Over the past several months, our faculty have been all over the world speaking, and they have been publishing articles and essays. I would like to single out three books that have recently been released by Catholic University History professors. Each has an evocative title. The first is a book edited by Professor Laura Mayhall: British Murder Mysteries, 1880-1965: Facts and Fictions, published with Palgrave. The second is Professor Larry Poos’s Love, Hate and the Law in Tudor England: The Three Wives of Ralph Rishton, published with Oxford University Press. There are also The Gaelic and Indian Origins of the American Revolution, published by Oxford University Press and written by Professor Samuel Fisher; and Bone and Marrow: An Anthology of Irish Poetry from Medieval to Modern, published by Wake Forest University Press and edited by Professor Samuel Fisher. Love, mystery, and the American Revolution: nobody can fault the professors of Catholic University’s Department of History for failing to take on the big questions.
As two articles in this newsletter indicate, the history department is also applying its production of knowledge to the “real world.” An article on how Professor Kate Jansen edits the academic journal, Speculum, shows what scholarship looks like behind the scenes, and it also shows how the talent of Catholic University faculty and students is being put to use in the generation and sharing of cutting-edge research. Another article on my own media outreach during the war in Ukraine (launched on February 24, 2022) illustrates the public’s appetite for historical analysis and analogy. At a moment of crisis, people turn – understandably – to the past. The writing of history is in many respects a backwards glance. It is not less consequentially a look at where we are and where certain trend lines may be going, a point of orientation amid the flux of the contemporary world.

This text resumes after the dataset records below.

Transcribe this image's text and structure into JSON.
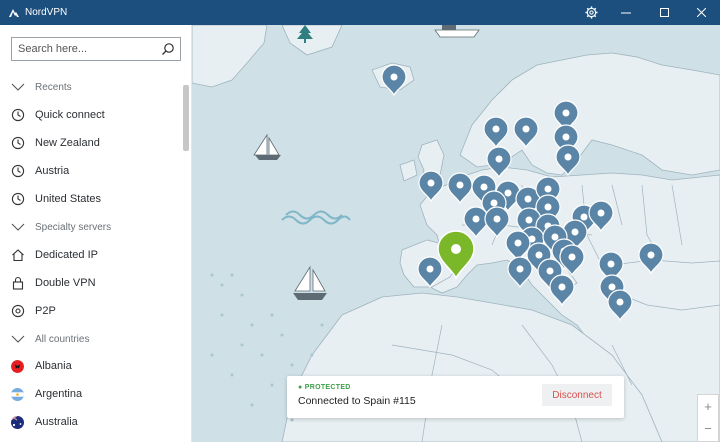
{
  "window": {
    "title": "NordVPN"
  },
  "sidebar": {
    "search_placeholder": "Search here...",
    "items": [
      {
        "label": "Recents",
        "type": "header",
        "icon": "chevron-down-icon"
      },
      {
        "label": "Quick connect",
        "type": "item",
        "icon": "clock-icon"
      },
      {
        "label": "New Zealand",
        "type": "item",
        "icon": "clock-icon"
      },
      {
        "label": "Austria",
        "type": "item",
        "icon": "clock-icon"
      },
      {
        "label": "United States",
        "type": "item",
        "icon": "clock-icon"
      },
      {
        "label": "Specialty servers",
        "type": "header",
        "icon": "chevron-down-icon"
      },
      {
        "label": "Dedicated IP",
        "type": "item",
        "icon": "home-icon"
      },
      {
        "label": "Double VPN",
        "type": "item",
        "icon": "lock-icon"
      },
      {
        "label": "P2P",
        "type": "item",
        "icon": "p2p-icon"
      },
      {
        "label": "All countries",
        "type": "header",
        "icon": "chevron-down-icon"
      },
      {
        "label": "Albania",
        "type": "item",
        "icon": "flag-albania-icon"
      },
      {
        "label": "Argentina",
        "type": "item",
        "icon": "flag-argentina-icon"
      },
      {
        "label": "Australia",
        "type": "item",
        "icon": "flag-australia-icon"
      }
    ]
  },
  "status": {
    "state": "PROTECTED",
    "connected_text": "Connected to Spain #115",
    "disconnect_label": "Disconnect"
  },
  "zoom": {
    "in_label": "+",
    "out_label": "−"
  },
  "colors": {
    "titlebar": "#1d4f7e",
    "map_water": "#cfe0e6",
    "map_land": "#e8eff2",
    "pin": "#5b85a6",
    "pin_active": "#7ab829",
    "protected": "#3ea04a",
    "disconnect": "#d9534f"
  }
}
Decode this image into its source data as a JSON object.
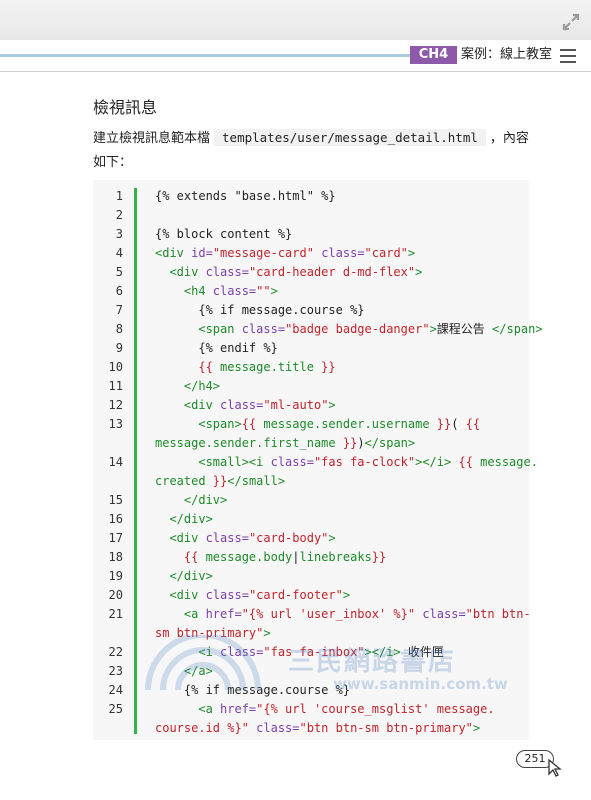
{
  "header": {
    "chapter_badge": "CH4",
    "chapter_title": "案例：線上教室",
    "expand_icon": "expand-icon",
    "menu_icon": "hamburger-menu-icon"
  },
  "section": {
    "heading": "檢視訊息",
    "intro_before": "建立檢視訊息範本檔",
    "intro_code": "templates/user/message_detail.html",
    "intro_after": "，內容如下："
  },
  "code": {
    "lines": [
      {
        "n": "1",
        "rows": [
          [
            [
              "t",
              "{% extends \"base.html\" %}"
            ]
          ]
        ]
      },
      {
        "n": "2",
        "rows": [
          [
            [
              "t",
              ""
            ]
          ]
        ]
      },
      {
        "n": "3",
        "rows": [
          [
            [
              "t",
              "{% block content %}"
            ]
          ]
        ]
      },
      {
        "n": "4",
        "rows": [
          [
            [
              "tag",
              "<div "
            ],
            [
              "attr",
              "id="
            ],
            [
              "str",
              "\"message-card\""
            ],
            [
              "attr",
              " class="
            ],
            [
              "str",
              "\"card\""
            ],
            [
              "tag",
              ">"
            ]
          ]
        ]
      },
      {
        "n": "5",
        "rows": [
          [
            [
              "tag",
              "  <div "
            ],
            [
              "attr",
              "class="
            ],
            [
              "str",
              "\"card-header d-md-flex\""
            ],
            [
              "tag",
              ">"
            ]
          ]
        ]
      },
      {
        "n": "6",
        "rows": [
          [
            [
              "tag",
              "    <h4 "
            ],
            [
              "attr",
              "class="
            ],
            [
              "str",
              "\"\""
            ],
            [
              "tag",
              ">"
            ]
          ]
        ]
      },
      {
        "n": "7",
        "rows": [
          [
            [
              "t",
              "      {% if message.course %}"
            ]
          ]
        ]
      },
      {
        "n": "8",
        "rows": [
          [
            [
              "tag",
              "      <span "
            ],
            [
              "attr",
              "class="
            ],
            [
              "str",
              "\"badge badge-danger\""
            ],
            [
              "tag",
              ">"
            ],
            [
              "t",
              "課程公告 "
            ],
            [
              "tag",
              "</span>"
            ]
          ]
        ]
      },
      {
        "n": "9",
        "rows": [
          [
            [
              "t",
              "      {% endif %}"
            ]
          ]
        ]
      },
      {
        "n": "10",
        "rows": [
          [
            [
              "str",
              "      {{ "
            ],
            [
              "tag",
              "message.title"
            ],
            [
              "str",
              " }}"
            ]
          ]
        ]
      },
      {
        "n": "11",
        "rows": [
          [
            [
              "tag",
              "    </h4>"
            ]
          ]
        ]
      },
      {
        "n": "12",
        "rows": [
          [
            [
              "tag",
              "    <div "
            ],
            [
              "attr",
              "class="
            ],
            [
              "str",
              "\"ml-auto\""
            ],
            [
              "tag",
              ">"
            ]
          ]
        ]
      },
      {
        "n": "13",
        "rows": [
          [
            [
              "tag",
              "      <span>"
            ],
            [
              "str",
              "{{ "
            ],
            [
              "tag",
              "message.sender.username"
            ],
            [
              "str",
              " }}"
            ],
            [
              "t",
              "( "
            ],
            [
              "str",
              "{{"
            ]
          ],
          [
            [
              "tag",
              "message.sender.first_name"
            ],
            [
              "str",
              " }}"
            ],
            [
              "t",
              ")"
            ],
            [
              "tag",
              "</span>"
            ]
          ]
        ]
      },
      {
        "n": "14",
        "rows": [
          [
            [
              "tag",
              "      <small><i "
            ],
            [
              "attr",
              "class="
            ],
            [
              "str",
              "\"fas fa-clock\""
            ],
            [
              "tag",
              "></i> "
            ],
            [
              "str",
              "{{ "
            ],
            [
              "tag",
              "message."
            ]
          ],
          [
            [
              "tag",
              "created"
            ],
            [
              "str",
              " }}"
            ],
            [
              "tag",
              "</small>"
            ]
          ]
        ]
      },
      {
        "n": "15",
        "rows": [
          [
            [
              "tag",
              "    </div>"
            ]
          ]
        ]
      },
      {
        "n": "16",
        "rows": [
          [
            [
              "tag",
              "  </div>"
            ]
          ]
        ]
      },
      {
        "n": "17",
        "rows": [
          [
            [
              "tag",
              "  <div "
            ],
            [
              "attr",
              "class="
            ],
            [
              "str",
              "\"card-body\""
            ],
            [
              "tag",
              ">"
            ]
          ]
        ]
      },
      {
        "n": "18",
        "rows": [
          [
            [
              "str",
              "    {{ "
            ],
            [
              "tag",
              "message.body"
            ],
            [
              "t",
              "|"
            ],
            [
              "tag",
              "linebreaks"
            ],
            [
              "str",
              "}}"
            ]
          ]
        ]
      },
      {
        "n": "19",
        "rows": [
          [
            [
              "tag",
              "  </div>"
            ]
          ]
        ]
      },
      {
        "n": "20",
        "rows": [
          [
            [
              "tag",
              "  <div "
            ],
            [
              "attr",
              "class="
            ],
            [
              "str",
              "\"card-footer\""
            ],
            [
              "tag",
              ">"
            ]
          ]
        ]
      },
      {
        "n": "21",
        "rows": [
          [
            [
              "tag",
              "    <a "
            ],
            [
              "attr",
              "href="
            ],
            [
              "str",
              "\"{% url 'user_inbox' %}\""
            ],
            [
              "attr",
              " class="
            ],
            [
              "str",
              "\"btn btn-"
            ]
          ],
          [
            [
              "str",
              "sm btn-primary\""
            ],
            [
              "tag",
              ">"
            ]
          ]
        ]
      },
      {
        "n": "22",
        "rows": [
          [
            [
              "tag",
              "      <i "
            ],
            [
              "attr",
              "class="
            ],
            [
              "str",
              "\"fas fa-inbox\""
            ],
            [
              "tag",
              "></i>"
            ],
            [
              "t",
              " 收件匣"
            ]
          ]
        ]
      },
      {
        "n": "23",
        "rows": [
          [
            [
              "tag",
              "    </a>"
            ]
          ]
        ]
      },
      {
        "n": "24",
        "rows": [
          [
            [
              "t",
              "    {% if message.course %}"
            ]
          ]
        ]
      },
      {
        "n": "25",
        "rows": [
          [
            [
              "tag",
              "      <a "
            ],
            [
              "attr",
              "href="
            ],
            [
              "str",
              "\"{% url 'course_msglist' message."
            ]
          ],
          [
            [
              "str",
              "course.id %}\""
            ],
            [
              "attr",
              " class="
            ],
            [
              "str",
              "\"btn btn-sm btn-primary\""
            ],
            [
              "tag",
              ">"
            ]
          ]
        ]
      }
    ]
  },
  "watermark": {
    "name": "三民網路書店",
    "url": "www.sanmin.com.tw"
  },
  "footer": {
    "page_number": "251",
    "cursor_icon": "hand-cursor-icon"
  },
  "colors": {
    "chapter_badge": "#8c5aa8",
    "code_tag": "#1e8a2a",
    "code_attr": "#7b3fa8",
    "code_string": "#c0242c",
    "gutter_bar": "#36b24a"
  }
}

Yet another article in this newsletter outlines the remarkable achievements of the Department's alumni. We invite all alumni to take a backwards glance at what they studied and learned when they were history majors on campus. We in the Department are delighted to see how far our alumni have all gone – with their graduate studies, their careers and with their personal and family lives. This too is worthy of celebration in the holiday season. And with that in mind, we wish all a Merry Christmas and happy holidays and a good start to 2023.
Professor Michael Kimmage, Chair
Department of History